Could you say how many lines in the records include "technical"? Please give the number by itself.

◆ ◆ ◆ ◆ ◆

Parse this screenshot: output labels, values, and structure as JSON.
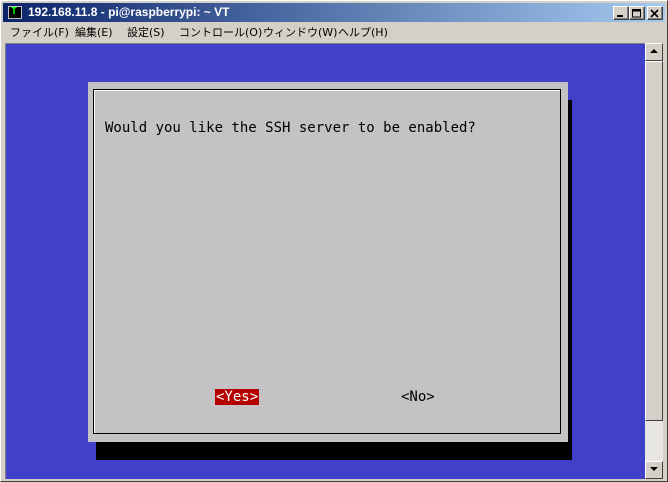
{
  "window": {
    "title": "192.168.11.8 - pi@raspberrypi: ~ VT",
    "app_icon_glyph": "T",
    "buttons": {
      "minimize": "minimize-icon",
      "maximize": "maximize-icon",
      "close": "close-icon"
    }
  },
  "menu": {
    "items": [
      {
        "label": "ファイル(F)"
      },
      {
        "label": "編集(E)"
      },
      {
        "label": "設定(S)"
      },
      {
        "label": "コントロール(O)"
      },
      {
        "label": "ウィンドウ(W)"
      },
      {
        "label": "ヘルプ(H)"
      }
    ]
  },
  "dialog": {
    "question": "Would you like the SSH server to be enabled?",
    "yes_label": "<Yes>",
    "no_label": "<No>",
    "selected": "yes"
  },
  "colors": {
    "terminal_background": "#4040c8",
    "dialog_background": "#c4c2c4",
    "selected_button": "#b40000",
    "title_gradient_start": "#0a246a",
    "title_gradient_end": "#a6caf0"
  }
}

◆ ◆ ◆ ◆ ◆

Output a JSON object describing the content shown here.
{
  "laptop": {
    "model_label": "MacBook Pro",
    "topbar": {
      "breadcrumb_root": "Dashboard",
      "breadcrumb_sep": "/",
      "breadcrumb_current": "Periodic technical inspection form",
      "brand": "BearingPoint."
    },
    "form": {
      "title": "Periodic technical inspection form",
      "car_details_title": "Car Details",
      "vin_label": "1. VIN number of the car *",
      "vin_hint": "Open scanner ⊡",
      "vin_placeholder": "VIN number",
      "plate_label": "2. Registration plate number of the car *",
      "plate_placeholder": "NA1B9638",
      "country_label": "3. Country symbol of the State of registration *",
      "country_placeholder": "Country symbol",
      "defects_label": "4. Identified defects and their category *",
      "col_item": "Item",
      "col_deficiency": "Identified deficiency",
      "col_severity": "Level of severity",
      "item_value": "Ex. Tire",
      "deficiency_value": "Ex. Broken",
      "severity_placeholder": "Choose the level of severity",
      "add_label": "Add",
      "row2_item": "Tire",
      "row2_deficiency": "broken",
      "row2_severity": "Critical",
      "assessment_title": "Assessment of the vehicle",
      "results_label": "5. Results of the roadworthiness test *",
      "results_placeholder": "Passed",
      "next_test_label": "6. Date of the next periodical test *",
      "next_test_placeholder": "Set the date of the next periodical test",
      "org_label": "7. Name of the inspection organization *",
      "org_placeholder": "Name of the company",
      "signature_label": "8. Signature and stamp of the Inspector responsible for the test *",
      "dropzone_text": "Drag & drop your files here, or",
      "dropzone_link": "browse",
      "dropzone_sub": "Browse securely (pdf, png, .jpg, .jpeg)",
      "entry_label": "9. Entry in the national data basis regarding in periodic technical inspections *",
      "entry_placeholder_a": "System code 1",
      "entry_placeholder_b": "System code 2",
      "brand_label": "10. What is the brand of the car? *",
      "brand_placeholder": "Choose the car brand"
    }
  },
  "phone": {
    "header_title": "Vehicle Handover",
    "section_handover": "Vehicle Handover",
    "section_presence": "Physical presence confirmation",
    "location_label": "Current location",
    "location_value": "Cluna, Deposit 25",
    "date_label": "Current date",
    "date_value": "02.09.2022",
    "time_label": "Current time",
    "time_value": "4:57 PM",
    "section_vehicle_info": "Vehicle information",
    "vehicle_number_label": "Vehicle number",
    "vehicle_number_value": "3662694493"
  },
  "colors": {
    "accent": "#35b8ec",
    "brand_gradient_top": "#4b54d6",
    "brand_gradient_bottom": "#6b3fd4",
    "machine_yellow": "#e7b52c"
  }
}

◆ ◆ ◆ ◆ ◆

■ **Output for this exercise**:
3